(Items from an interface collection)
○ ○ ○ ○ ○

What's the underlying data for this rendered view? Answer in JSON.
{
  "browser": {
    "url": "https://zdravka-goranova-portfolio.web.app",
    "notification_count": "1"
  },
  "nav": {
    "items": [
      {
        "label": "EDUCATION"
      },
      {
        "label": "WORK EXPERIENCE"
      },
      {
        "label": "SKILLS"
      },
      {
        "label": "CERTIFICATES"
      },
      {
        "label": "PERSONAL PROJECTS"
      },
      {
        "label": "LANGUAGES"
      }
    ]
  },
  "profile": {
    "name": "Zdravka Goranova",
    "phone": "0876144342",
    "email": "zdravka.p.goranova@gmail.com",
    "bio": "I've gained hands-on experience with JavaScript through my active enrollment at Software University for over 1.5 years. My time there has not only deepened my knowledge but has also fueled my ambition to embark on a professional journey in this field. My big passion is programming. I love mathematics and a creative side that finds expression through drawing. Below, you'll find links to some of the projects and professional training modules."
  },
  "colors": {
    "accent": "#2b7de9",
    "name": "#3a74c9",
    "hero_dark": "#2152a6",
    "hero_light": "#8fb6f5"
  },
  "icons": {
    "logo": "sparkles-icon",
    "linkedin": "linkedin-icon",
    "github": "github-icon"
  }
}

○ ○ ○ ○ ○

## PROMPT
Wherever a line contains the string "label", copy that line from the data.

## EXERCISE RESPONSE
        "label": "EDUCATION"
        "label": "WORK EXPERIENCE"
        "label": "SKILLS"
        "label": "CERTIFICATES"
        "label": "PERSONAL PROJECTS"
        "label": "LANGUAGES"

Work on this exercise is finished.